=== ASSIGNED TASK ===
Look through the records below and copy each line that includes the word "Address".

━━━ INFORMATION

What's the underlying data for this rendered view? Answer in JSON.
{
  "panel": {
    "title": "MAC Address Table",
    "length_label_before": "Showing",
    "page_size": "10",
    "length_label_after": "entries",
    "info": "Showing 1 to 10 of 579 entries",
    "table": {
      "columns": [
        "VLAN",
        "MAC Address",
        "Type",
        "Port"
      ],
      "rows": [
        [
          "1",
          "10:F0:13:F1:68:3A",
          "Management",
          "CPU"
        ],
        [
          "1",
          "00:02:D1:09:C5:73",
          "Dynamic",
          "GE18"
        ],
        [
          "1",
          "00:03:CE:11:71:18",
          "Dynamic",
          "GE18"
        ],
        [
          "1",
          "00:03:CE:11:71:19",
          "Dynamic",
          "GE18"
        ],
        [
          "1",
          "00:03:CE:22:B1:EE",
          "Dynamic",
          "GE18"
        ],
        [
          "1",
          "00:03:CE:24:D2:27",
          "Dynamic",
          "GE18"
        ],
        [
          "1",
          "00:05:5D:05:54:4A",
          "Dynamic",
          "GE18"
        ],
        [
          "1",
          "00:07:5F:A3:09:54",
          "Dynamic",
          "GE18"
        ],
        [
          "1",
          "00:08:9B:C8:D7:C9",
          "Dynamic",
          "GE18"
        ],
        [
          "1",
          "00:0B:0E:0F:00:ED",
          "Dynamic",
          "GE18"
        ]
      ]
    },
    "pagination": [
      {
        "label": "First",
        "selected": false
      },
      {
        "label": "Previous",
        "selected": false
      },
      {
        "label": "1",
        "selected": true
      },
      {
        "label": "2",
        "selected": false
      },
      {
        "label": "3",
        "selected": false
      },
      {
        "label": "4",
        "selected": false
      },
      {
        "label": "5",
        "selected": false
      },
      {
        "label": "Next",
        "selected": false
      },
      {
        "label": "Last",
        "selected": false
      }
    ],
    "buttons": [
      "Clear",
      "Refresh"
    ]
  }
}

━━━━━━

=== ANSWER BELOW ===
    "title": "MAC Address Table",
        "MAC Address",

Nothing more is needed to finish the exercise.